  • Scrutinize solution depth and breadth. As networks scramble to boost profits and market share by adding new services, “caveat emptor” should become your watchwords. Don’t be fooled by window dressing; solutions perfected over years of development and market testing generally offer more value than those just introduced. To suss out “lite” networks from those that deliver the full Monty, you can:

 

    • Ask network providers detailed questions about the functionality, features, longevity, and performance of solutions and capabilities they offer
    • Take advantage of demonstrations and trial offers so you can see firsthand how well specific capabilities really work
    • Talk to other suppliers using the network to get direct feedback on their experience

 

  • Be strategic. While circumstances may compel you to join a particular network—for example, when a large customer requires that you do so to retain their business—you can still exercise control over the level to which you engage. For example, you could do just the minimum to meet the customer’s demands, or selectively invest extra time and resources to leverage additional network services that promise a significant payback.

 

  • Evaluate critical mass, growth trajectory, and scalability. The number and types of buyers using a network—and whether they represent your company’s sweet spot for potential leads and new business—should weigh heavily in your choice. Beyond that, assess how fast participation is growing; accelerating adoption across industries and geographies suggests a rising tide that floats all boats. Scalability is also key. Look for networks that make it easy to automate transactions and collaboration with many buyers, so you can drive higher efficiency and sales in a broad range of B2B relationships.

 

  • Seek superior support. “Business networks have the most value when they benefit both suppliers and buyers,” says Andrew.[iii] By paying fees, you earn the right to be treated as a customer—which includes support to help you use the network’s products and services, especially those more technically complex to implement. If you have to spend excessive staff time to launch or manage “free” network accounts, they become a liability, not a bargain.

 

  • Weigh the network’s financial viability for the long term. Gaining network proficiency can absorb significant time and resources, so make sure those you invest in will stick around for the long haul. Just like any business, networks must stay profitable in order to survive. Look for those with “a diversified revenue stream with income from buyers and suppliers, an established and scalable technology platform that can handle growth, and discipline in their offerings to keeps costs in line,” Andrew advises.[iv]

 

  • Exert your influence. Though your choice of networks may be primarily buyer driven, you can still steer your customers—especially strategic ones—to the networks you prefer. Point out how specific value-added services and support will benefit you and them. You can even ask other suppliers to lobby your shared customers, since you’ll both reap the rewards without affecting your ability to compete.[v]

 

[i] Andrew Bartels, “Vendor Landscape: B2B Business Networks—Supplier Networks and EDI-Based Networks Start to Evolve to Support Supplier-Buyer Collaboration,” Forrester Research, Inc., September 2015.

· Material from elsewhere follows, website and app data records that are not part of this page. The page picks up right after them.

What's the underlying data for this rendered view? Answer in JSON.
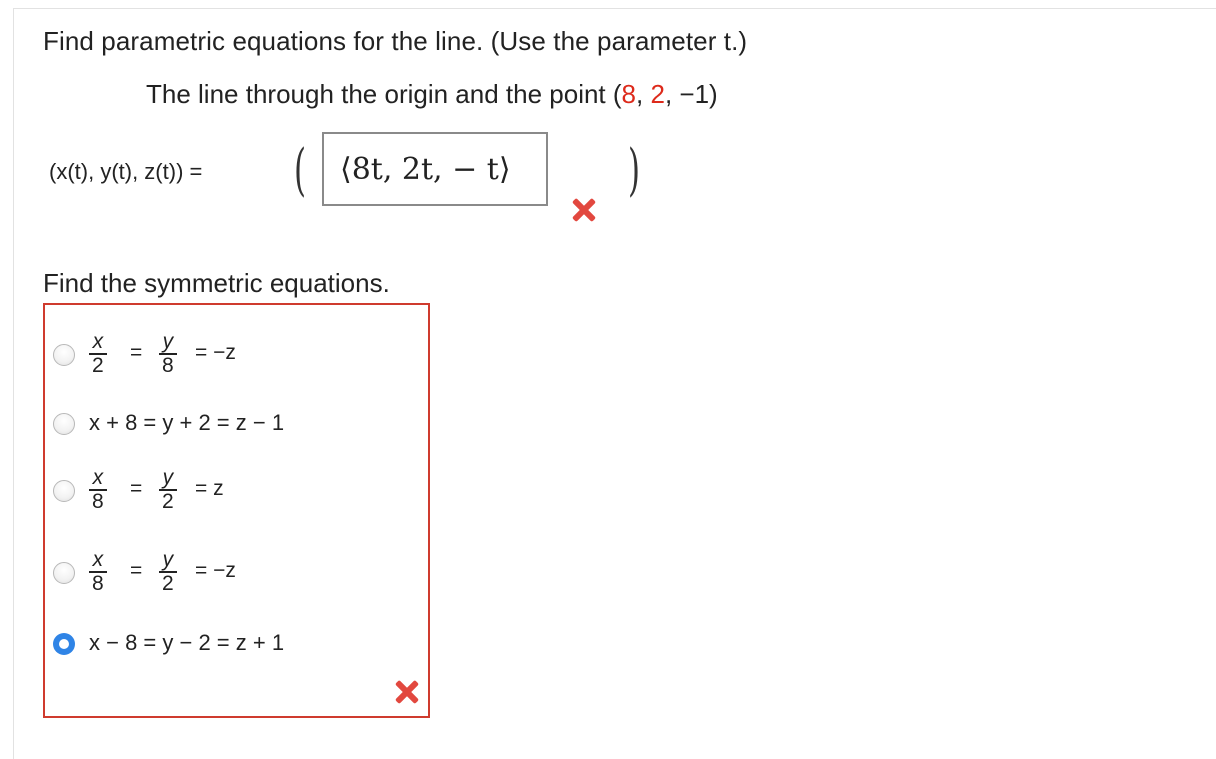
{
  "question": {
    "instruction": "Find parametric equations for the line. (Use the parameter t.)",
    "line_description_prefix": "The line through the origin and the point (",
    "point": {
      "x": "8",
      "y": "2",
      "z": "−1"
    },
    "line_description_suffix": ")"
  },
  "parametric": {
    "label": "(x(t), y(t), z(t)) =",
    "answer_value": "⟨8t, 2t, − t⟩",
    "status": "incorrect"
  },
  "symmetric": {
    "title": "Find the symmetric equations.",
    "options": [
      {
        "id": "opt1",
        "type": "fraction",
        "num1": "x",
        "den1": "2",
        "num2": "y",
        "den2": "8",
        "rhs": "= −z",
        "selected": false
      },
      {
        "id": "opt2",
        "type": "text",
        "text": "x + 8 = y + 2 = z − 1",
        "selected": false
      },
      {
        "id": "opt3",
        "type": "fraction",
        "num1": "x",
        "den1": "8",
        "num2": "y",
        "den2": "2",
        "rhs": "= z",
        "selected": false
      },
      {
        "id": "opt4",
        "type": "fraction",
        "num1": "x",
        "den1": "8",
        "num2": "y",
        "den2": "2",
        "rhs": "= −z",
        "selected": false
      },
      {
        "id": "opt5",
        "type": "text",
        "text": "x − 8 = y − 2 = z + 1",
        "selected": true
      }
    ],
    "status": "incorrect"
  },
  "colors": {
    "incorrect": "#e2483f",
    "radio_selected": "#2f84e6",
    "point_highlight": "#dd2a1b"
  },
  "icons": {
    "status": "x-mark-icon"
  }
}
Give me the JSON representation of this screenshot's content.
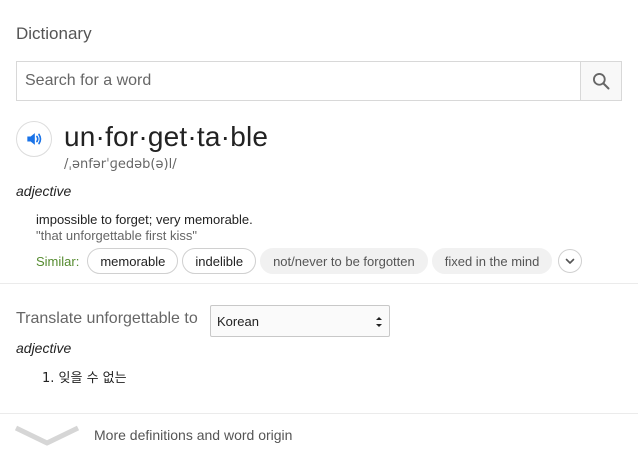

[ii] Bartels, “Vendor Landscape,” introduction.

[iii] Bartels, “Vendor Landscape,” p. 22.

[iv] Bartels, “Vendor Landscape,” p. 22.

[v] Bartels, “Vendor Landscape,” p. 24.